Why, Indeed?

Byron Davies davies@pobox.com
Wed, 25 Mar 1998 19:51:10 -0700

Let's go a little deeper into the "Why LispOS?" question.  As happened a
year ago, the technical discussion about LispOS is not leading anywhere in
particular.  I think the Common Lisp/Scheme split is a little nastier this
time around, but otherwise it's the same-old, same-old.  There seems no
more hope of reconciliation this year than last, so the best thing to do is
to create a second list, SchemeOS, and separate the two sides.  Kent
Pitman, a key contributor to the parenthesized world, says he ignores all
mail addressed to both comp.lang.lisp and comp.lang.scheme.  Surely, he
ignores this list too.  At least with separate lists, each crowd can
concentrate on technical issues, and perhaps generate more light than neat.

Unfortunately, I don't think that separation will move us any closer to a
new OS.  Some will ask, if Linux can evolve into a serious Unix, then why
can't LispOS (or SchemeOS) happen?

First, no driving need.  The driving need behind Linux was for a low-cost
Unix -- Unix has become the standard OS for non-trivial software
development, but the marketing strategies of Sun, HP, IBM, etc. didn't
allow for a sub-$100 Unix.

Second, no driving force.  The driving force behind Linux was the
determination of first Richard Stallman and then Linus Torvald to provide
free competition for the proprietary Unix vendors.

Third, demographics.  There just aren't enough Lisp afficianados with time
on their hands to make significant progress.  Counterexamples, of course,
may be found in the CMUCL and RScheme efforts, but their rates of progress
aren't sufficient to overtake PERL much less C++ or Java.  Furthermore,
unless coopted to one of the LispOS/SchemeOS efforts, those groups simply
serve to divide up the limited resources.

How did the original LispOS, the MIT Lisp Machine system, arise?  The
driving need for the MIT LispM was for a larger address space for
Lisp-based AI applications that were rapidly outgrowing the PDP-10's 18
bits of addressing.  The driving forces behind the MIT LispM were a team of
programmers with vision and extraordinary ability, and the financial
resources of DARPA.  The DARPA support began with the direct support of
LispM development, and continued for nearly a decade by providing AI
companies and AI labs within other companies with the money to buy
commercial LispMs.

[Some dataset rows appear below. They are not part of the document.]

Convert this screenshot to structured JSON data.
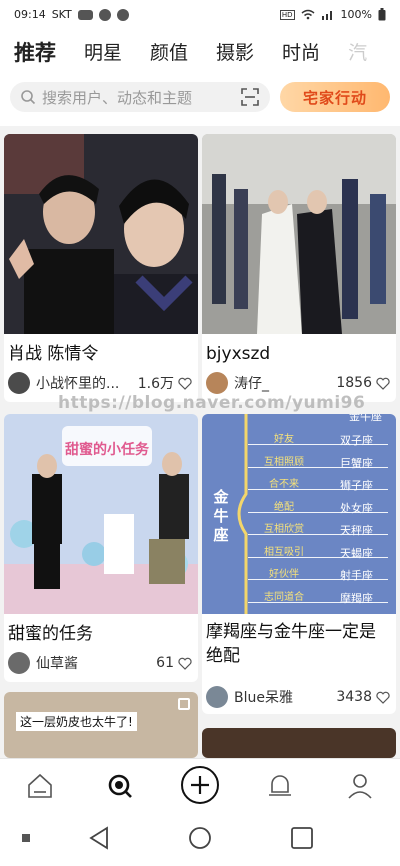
{
  "status": {
    "time": "09:14",
    "carrier": "SKT",
    "battery": "100%"
  },
  "tabs": [
    "推荐",
    "明星",
    "颜值",
    "摄影",
    "时尚",
    "汽"
  ],
  "search": {
    "placeholder": "搜索用户、动态和主题"
  },
  "promo": {
    "label": "宅家行动"
  },
  "watermark": "https://blog.naver.com/yumi96",
  "cards": [
    {
      "title": "肖战 陈情令",
      "author": "小战怀里的...",
      "likes": "1.6万"
    },
    {
      "title": "bjyxszd",
      "author": "涛仔_",
      "likes": "1856"
    },
    {
      "title": "甜蜜的任务",
      "author": "仙草酱",
      "likes": "61",
      "overlay": "甜蜜的小任务"
    },
    {
      "title": "摩羯座与金牛座一定是绝配",
      "author": "Blue呆雅",
      "likes": "3438"
    },
    {
      "caption": "这一层奶皮也太牛了!"
    }
  ],
  "chart_card": {
    "center_label": "金牛座",
    "rows": [
      {
        "relation": "好友",
        "sign": "双子座"
      },
      {
        "relation": "互相照顾",
        "sign": "巨蟹座"
      },
      {
        "relation": "合不来",
        "sign": "狮子座"
      },
      {
        "relation": "绝配",
        "sign": "处女座"
      },
      {
        "relation": "互相欣赏",
        "sign": "天秤座"
      },
      {
        "relation": "相互吸引",
        "sign": "天蝎座"
      },
      {
        "relation": "好伙伴",
        "sign": "射手座"
      },
      {
        "relation": "志同道合",
        "sign": "摩羯座"
      }
    ],
    "top_sign": "金牛座"
  },
  "colors": {
    "accent": "#c9905a",
    "chart_bg": "#6b86c4"
  }
}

What could drive a LispOS?  Although I'm a Lisp believer -- and a 25-year
Lisp user, including a heady decade with LispMs --  I don't expect to see
an outcry for a Lisp-based OS, or even a freeware Lisp environment.  Lisp
has about as much chance in the programming language world as the Mac has
in the  desktop computer world, for much the same reasons: (1) it has an
extreme market share disadvantage, and (2) it hasn't kept up with external
advances in software technology.  Lisp still has advantages over other
programming languages, but they don't make up for the disadvantages -- for
most people.  There will always be Lisp users (and Mac users) but most of
the world won't care.

Something could still happen, however.  For example, the leading vendor of
enterprise management systems is SAP, about 25% as big as Microsoft in
revenue.  In order to develop their industry-leading product, R/3, they
developed a CUSTOM 4GL which is only used within SAP, by about 2000
programmers.  This custom programming language is one of the reasons they
were able to progress so rapidly to market leadership.

Some had hopes, with CL-HTTP, that Lisp would play a similar role for
web-servers, but it didn't happen.  For lack of marketing by MIT, no
commercial entity was willing to make the investment necessary to convert
CL-HTTP into a whole product.

Where is the killer app that could make Lisp a winner again?  Rather than
aimlessly waving the technology wand, the Lisp community needs to search
for markets that will sustain the ongoing effort needed to bring Lisp up to
where it needs to be and keep it there.